Quebec provincial police defended their new social media policy Monday after they raised eyebrows with sarcastic responses to comments on the squad's Facebook page, including one in which a police staffer described a commenter as a "moron."

The response from the police appeared to mock a citizen who criticized the force's summer road safety campaign.

"Check out the moron who takes himself for Gilles Villeneuve!" wrote the person manning the force's Facebook page, in a reference to the late Grand Prix racer.

In a response to another comment, the police account suggested those who don't respect the highway code should calculate the price of a ticket in their vacation budgets.

Chief Insp. Guy Lapointe, head of communications, said the force recently changed its social media policy by using humour and sarcasm in order to draw greater attention to its safety campaigns. Police want to engage with a younger audience that doesn't interact with traditional media, he said.

For years, Lapointe explained, the force had posted generic public service messages on its page, about things such as winter road conditions, moving day safety or the summer vacation ticket blitz.

Citizens felt the warnings were patronizing and that the police were "talking down to them," Lapointe said in an interview.

In response, the force decided to changes things up. For this year's moving day, July 1 — an annual tradition in Quebec — the police posted "cartoonish" pictures of grossly overloaded vehicles along with a reminder to properly secure belongings. The post was widely shared, he said.

Lapointe acknowledged, however, that some of the recent police responses went too far. Staffers shouldn't use derogatory terms such as "moron" when interacting with the public, Lapointe said.

"The challenge now is to find the right way to go about this — obviously it's such a major change," he said. "There's bound to be adjustments along the way."

But, Lapointe said, while the force is open to criticism, it would continue to push back with sarcastic and even abrasive language towards internet trolls engaging in what he called "delinquent behaviour."

"Any idiot who comes along and wants to start saying, 'People should drive at the speed they want, and all you're doing is trying to raise money for the state' — I think we need to tell them, 'No, buddy, that's not what it's about. It's about safety.'"

Lapointe said the public's response has been mostly positive, and the force's Facebook page has gained over 6,000 new followers since the new editorial line was adopted last month.

He said while it doesn't please everyone, the approach is achieving its main goal: to get people discussing road safety.

And while most of the commenters on the police's Facebook page appeared supportive of the police's approach, some suggested the comments were unprofessional and childish.

The critics included Jonathan Blais, who said authority figures should not disrespect the public.

"A government institution should not have the right, ethically, to be derogatory and sarcastic," he said in a Facebook message. "If we accept this, the next thing will be field agents who will give themselves the right to act that way and it will aggravate situations during interventions."

Other Canadian and American police forces have been experimenting with humour in their feeds in order to increase their social media traffic and draw attention to serious issues.

The Kensington Police Force in Prince Edward Island, for example, has drawn worldwide attention for its humorous posts.

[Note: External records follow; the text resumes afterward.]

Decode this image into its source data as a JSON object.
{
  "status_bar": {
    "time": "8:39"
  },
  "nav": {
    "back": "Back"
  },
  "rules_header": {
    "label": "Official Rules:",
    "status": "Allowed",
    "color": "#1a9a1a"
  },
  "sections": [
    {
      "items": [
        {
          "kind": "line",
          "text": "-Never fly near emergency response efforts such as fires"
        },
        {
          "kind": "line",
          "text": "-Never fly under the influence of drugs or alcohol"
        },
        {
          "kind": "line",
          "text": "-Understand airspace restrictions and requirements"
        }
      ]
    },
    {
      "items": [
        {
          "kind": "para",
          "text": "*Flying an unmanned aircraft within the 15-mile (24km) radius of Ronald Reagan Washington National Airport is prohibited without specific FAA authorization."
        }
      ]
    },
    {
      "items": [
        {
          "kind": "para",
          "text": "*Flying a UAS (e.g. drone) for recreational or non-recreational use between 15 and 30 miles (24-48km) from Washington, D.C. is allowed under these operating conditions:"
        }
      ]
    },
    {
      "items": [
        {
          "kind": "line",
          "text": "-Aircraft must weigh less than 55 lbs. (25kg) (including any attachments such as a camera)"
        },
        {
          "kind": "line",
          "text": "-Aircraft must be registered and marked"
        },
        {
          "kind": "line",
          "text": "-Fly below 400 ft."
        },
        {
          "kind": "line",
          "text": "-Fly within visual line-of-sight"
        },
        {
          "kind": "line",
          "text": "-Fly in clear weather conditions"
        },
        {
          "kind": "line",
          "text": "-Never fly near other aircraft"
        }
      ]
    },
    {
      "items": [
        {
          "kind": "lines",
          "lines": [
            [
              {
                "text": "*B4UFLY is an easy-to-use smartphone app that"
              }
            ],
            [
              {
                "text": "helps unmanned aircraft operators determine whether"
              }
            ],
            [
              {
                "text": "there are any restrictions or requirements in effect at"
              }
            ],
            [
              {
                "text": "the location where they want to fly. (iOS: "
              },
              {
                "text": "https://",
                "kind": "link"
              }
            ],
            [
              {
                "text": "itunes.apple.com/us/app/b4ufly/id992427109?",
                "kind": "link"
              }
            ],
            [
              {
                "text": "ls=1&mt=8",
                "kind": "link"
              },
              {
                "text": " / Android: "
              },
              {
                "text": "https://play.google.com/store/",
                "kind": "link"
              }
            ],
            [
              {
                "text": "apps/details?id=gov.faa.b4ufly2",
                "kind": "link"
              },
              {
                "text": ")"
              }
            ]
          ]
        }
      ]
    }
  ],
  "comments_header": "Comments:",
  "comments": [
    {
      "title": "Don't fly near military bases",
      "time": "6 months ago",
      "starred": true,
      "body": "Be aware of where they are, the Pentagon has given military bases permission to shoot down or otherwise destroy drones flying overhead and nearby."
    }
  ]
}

It drew over 1,700 shares last year for a Facebook picture posted on April 20 — international cannabis day — that showed off the force's supposed enforcement strategy: a simple trap consisting of a cardboard box, propped-up by a stick, with snack foods and video games as bait.

Not all Kensington police posts have gone over so well, however.

The force had to apologize in 2016 after for a post that said drivers arrested for drinking and driving would be forced to listen to the Canadian band, Nickelback.

Since many of the criticisms cited in the article seem to involve the inflated egos of the "cowboy" drivers, I'm wondering if those who get tickets for excessive speed should not only have to pay the fine but should also be required to undergo one of those devilish virtual reality driving experiences in which their inability to handle excessive speed is graphically demonstrated. The morons and idiots most likely have absolutely no understanding of the limitations imposed on their control by those tiny patches of rubber holding their vehicle to the road. In fact, every male driver should, at regular intervals, be required to complete this test. Deflating the testosterone fueled delusions of skill is an essential corrective, especially since we cannot ethically reduce that testosterone surgically!